### Work item
All of the entries must appear again exactly as written.

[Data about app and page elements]

============================================================

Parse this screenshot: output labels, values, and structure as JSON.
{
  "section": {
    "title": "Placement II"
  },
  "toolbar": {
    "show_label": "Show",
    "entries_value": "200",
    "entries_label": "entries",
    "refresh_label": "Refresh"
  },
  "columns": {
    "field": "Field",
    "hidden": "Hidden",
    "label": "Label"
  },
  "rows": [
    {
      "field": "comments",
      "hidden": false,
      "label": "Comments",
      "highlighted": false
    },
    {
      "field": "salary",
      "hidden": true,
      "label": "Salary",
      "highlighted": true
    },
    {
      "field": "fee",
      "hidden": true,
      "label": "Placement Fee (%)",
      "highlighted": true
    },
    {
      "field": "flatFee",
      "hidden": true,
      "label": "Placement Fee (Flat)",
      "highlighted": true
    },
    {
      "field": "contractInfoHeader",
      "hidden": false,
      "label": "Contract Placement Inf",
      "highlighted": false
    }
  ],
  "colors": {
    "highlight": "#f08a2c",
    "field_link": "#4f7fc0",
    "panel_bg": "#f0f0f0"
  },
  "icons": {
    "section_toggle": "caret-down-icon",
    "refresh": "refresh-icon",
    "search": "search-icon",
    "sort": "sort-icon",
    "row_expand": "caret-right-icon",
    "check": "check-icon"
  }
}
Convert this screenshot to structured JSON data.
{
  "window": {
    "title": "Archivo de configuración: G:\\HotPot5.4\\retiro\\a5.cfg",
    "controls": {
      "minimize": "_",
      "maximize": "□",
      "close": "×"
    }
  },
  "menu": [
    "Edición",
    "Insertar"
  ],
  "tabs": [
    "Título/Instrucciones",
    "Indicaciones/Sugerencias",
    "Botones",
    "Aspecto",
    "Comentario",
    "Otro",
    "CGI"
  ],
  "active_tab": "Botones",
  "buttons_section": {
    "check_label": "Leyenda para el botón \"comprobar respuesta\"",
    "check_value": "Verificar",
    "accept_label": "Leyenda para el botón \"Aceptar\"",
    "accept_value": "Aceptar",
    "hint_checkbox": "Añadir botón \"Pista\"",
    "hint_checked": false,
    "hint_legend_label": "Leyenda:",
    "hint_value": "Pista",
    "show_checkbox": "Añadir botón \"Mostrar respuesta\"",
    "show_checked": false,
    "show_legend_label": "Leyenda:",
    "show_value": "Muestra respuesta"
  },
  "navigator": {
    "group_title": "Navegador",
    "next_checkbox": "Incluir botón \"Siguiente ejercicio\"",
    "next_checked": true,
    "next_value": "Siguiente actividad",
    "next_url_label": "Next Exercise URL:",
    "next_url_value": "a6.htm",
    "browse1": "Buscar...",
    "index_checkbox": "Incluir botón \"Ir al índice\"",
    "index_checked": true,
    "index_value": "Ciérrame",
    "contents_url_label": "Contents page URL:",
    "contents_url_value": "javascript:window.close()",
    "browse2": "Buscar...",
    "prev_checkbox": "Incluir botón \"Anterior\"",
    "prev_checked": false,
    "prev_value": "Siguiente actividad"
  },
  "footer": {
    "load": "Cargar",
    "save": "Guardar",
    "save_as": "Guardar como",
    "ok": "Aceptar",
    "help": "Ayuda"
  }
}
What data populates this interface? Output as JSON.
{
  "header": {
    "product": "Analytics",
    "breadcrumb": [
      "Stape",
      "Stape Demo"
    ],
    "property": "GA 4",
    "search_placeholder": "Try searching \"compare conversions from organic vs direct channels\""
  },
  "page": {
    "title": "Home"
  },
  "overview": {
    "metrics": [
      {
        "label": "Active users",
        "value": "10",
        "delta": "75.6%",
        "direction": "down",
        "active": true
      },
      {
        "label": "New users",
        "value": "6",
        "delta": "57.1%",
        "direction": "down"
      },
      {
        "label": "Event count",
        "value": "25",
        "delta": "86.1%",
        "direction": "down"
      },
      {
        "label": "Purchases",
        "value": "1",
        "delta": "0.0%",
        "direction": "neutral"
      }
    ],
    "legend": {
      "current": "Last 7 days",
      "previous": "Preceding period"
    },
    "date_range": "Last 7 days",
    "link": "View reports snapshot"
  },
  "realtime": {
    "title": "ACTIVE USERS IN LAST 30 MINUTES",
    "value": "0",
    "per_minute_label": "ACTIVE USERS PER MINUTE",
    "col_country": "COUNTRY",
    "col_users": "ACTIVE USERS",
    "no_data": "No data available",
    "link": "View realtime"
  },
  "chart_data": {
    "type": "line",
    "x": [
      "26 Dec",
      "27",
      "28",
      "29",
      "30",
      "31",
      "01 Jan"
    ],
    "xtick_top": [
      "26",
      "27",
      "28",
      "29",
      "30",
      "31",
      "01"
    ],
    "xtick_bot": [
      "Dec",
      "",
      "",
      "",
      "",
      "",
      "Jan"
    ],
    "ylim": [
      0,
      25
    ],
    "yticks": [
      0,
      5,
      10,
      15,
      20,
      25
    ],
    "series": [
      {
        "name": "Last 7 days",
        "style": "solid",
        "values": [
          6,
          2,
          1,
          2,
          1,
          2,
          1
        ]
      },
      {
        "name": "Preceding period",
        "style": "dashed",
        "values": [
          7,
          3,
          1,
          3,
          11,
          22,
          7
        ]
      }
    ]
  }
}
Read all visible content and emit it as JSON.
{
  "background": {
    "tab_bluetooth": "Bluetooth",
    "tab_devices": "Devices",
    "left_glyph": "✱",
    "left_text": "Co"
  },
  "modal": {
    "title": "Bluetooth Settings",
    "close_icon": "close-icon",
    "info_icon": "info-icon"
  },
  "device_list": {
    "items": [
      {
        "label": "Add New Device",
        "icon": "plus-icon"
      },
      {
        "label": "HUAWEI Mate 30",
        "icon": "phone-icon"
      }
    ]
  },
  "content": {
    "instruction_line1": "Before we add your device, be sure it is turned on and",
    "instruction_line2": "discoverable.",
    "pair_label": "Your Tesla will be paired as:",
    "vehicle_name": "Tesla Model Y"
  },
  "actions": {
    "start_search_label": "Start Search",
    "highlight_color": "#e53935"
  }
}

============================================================

### Expected output
Parse this screenshot: output labels, values, and structure as JSON.
{
  "section": {
    "title": "Placement II"
  },
  "toolbar": {
    "show_label": "Show",
    "entries_value": "200",
    "entries_label": "entries",
    "refresh_label": "Refresh"
  },
  "columns": {
    "field": "Field",
    "hidden": "Hidden",
    "label": "Label"
  },
  "rows": [
    {
      "field": "comments",
      "hidden": false,
      "label": "Comments",
      "highlighted": false
    },
    {
      "field": "salary",
      "hidden": true,
      "label": "Salary",
      "highlighted": true
    },
    {
      "field": "fee",
      "hidden": true,
      "label": "Placement Fee (%)",
      "highlighted": true
    },
    {
      "field": "flatFee",
      "hidden": true,
      "label": "Placement Fee (Flat)",
      "highlighted": true
    },
    {
      "field": "contractInfoHeader",
      "hidden": false,
      "label": "Contract Placement Inf",
      "highlighted": false
    }
  ],
  "colors": {
    "highlight": "#f08a2c",
    "field_link": "#4f7fc0",
    "panel_bg": "#f0f0f0"
  },
  "icons": {
    "section_toggle": "caret-down-icon",
    "refresh": "refresh-icon",
    "search": "search-icon",
    "sort": "sort-icon",
    "row_expand": "caret-right-icon",
    "check": "check-icon"
  }
}
Convert this screenshot to structured JSON data.
{
  "window": {
    "title": "Archivo de configuración: G:\\HotPot5.4\\retiro\\a5.cfg",
    "controls": {
      "minimize": "_",
      "maximize": "□",
      "close": "×"
    }
  },
  "menu": [
    "Edición",
    "Insertar"
  ],
  "tabs": [
    "Título/Instrucciones",
    "Indicaciones/Sugerencias",
    "Botones",
    "Aspecto",
    "Comentario",
    "Otro",
    "CGI"
  ],
  "active_tab": "Botones",
  "buttons_section": {
    "check_label": "Leyenda para el botón \"comprobar respuesta\"",
    "check_value": "Verificar",
    "accept_label": "Leyenda para el botón \"Aceptar\"",
    "accept_value": "Aceptar",
    "hint_checkbox": "Añadir botón \"Pista\"",
    "hint_checked": false,
    "hint_legend_label": "Leyenda:",
    "hint_value": "Pista",
    "show_checkbox": "Añadir botón \"Mostrar respuesta\"",
    "show_checked": false,
    "show_legend_label": "Leyenda:",
    "show_value": "Muestra respuesta"
  },
  "navigator": {
    "group_title": "Navegador",
    "next_checkbox": "Incluir botón \"Siguiente ejercicio\"",
    "next_checked": true,
    "next_value": "Siguiente actividad",
    "next_url_label": "Next Exercise URL:",
    "next_url_value": "a6.htm",
    "browse1": "Buscar...",
    "index_checkbox": "Incluir botón \"Ir al índice\"",
    "index_checked": true,
    "index_value": "Ciérrame",
    "contents_url_label": "Contents page URL:",
    "contents_url_value": "javascript:window.close()",
    "browse2": "Buscar...",
    "prev_checkbox": "Incluir botón \"Anterior\"",
    "prev_checked": false,
    "prev_value": "Siguiente actividad"
  },
  "footer": {
    "load": "Cargar",
    "save": "Guardar",
    "save_as": "Guardar como",
    "ok": "Aceptar",
    "help": "Ayuda"
  }
}
What data populates this interface? Output as JSON.
{
  "header": {
    "product": "Analytics",
    "breadcrumb": [
      "Stape",
      "Stape Demo"
    ],
    "property": "GA 4",
    "search_placeholder": "Try searching \"compare conversions from organic vs direct channels\""
  },
  "page": {
    "title": "Home"
  },
  "overview": {
    "metrics": [
      {
        "label": "Active users",
        "value": "10",
        "delta": "75.6%",
        "direction": "down",
        "active": true
      },
      {
        "label": "New users",
        "value": "6",
        "delta": "57.1%",
        "direction": "down"
      },
      {
        "label": "Event count",
        "value": "25",
        "delta": "86.1%",
        "direction": "down"
      },
      {
        "label": "Purchases",
        "value": "1",
        "delta": "0.0%",
        "direction": "neutral"
      }
    ],
    "legend": {
      "current": "Last 7 days",
      "previous": "Preceding period"
    },
    "date_range": "Last 7 days",
    "link": "View reports snapshot"
  },
  "realtime": {
    "title": "ACTIVE USERS IN LAST 30 MINUTES",
    "value": "0",
    "per_minute_label": "ACTIVE USERS PER MINUTE",
    "col_country": "COUNTRY",
    "col_users": "ACTIVE USERS",
    "no_data": "No data available",
    "link": "View realtime"
  },
  "chart_data": {
    "type": "line",
    "x": [
      "26 Dec",
      "27",
      "28",
      "29",
      "30",
      "31",
      "01 Jan"
    ],
    "xtick_top": [
      "26",
      "27",
      "28",
      "29",
      "30",
      "31",
      "01"
    ],
    "xtick_bot": [
      "Dec",
      "",
      "",
      "",
      "",
      "",
      "Jan"
    ],
    "ylim": [
      0,
      25
    ],
    "yticks": [
      0,
      5,
      10,
      15,
      20,
      25
    ],
    "series": [
      {
        "name": "Last 7 days",
        "style": "solid",
        "values": [
          6,
          2,
          1,
          2,
          1,
          2,
          1
        ]
      },
      {
        "name": "Preceding period",
        "style": "dashed",
        "values": [
          7,
          3,
          1,
          3,
          11,
          22,
          7
        ]
      }
    ]
  }
}
Read all visible content and emit it as JSON.
{
  "background": {
    "tab_bluetooth": "Bluetooth",
    "tab_devices": "Devices",
    "left_glyph": "✱",
    "left_text": "Co"
  },
  "modal": {
    "title": "Bluetooth Settings",
    "close_icon": "close-icon",
    "info_icon": "info-icon"
  },
  "device_list": {
    "items": [
      {
        "label": "Add New Device",
        "icon": "plus-icon"
      },
      {
        "label": "HUAWEI Mate 30",
        "icon": "phone-icon"
      }
    ]
  },
  "content": {
    "instruction_line1": "Before we add your device, be sure it is turned on and",
    "instruction_line2": "discoverable.",
    "pair_label": "Your Tesla will be paired as:",
    "vehicle_name": "Tesla Model Y"
  },
  "actions": {
    "start_search_label": "Start Search",
    "highlight_color": "#e53935"
  }
}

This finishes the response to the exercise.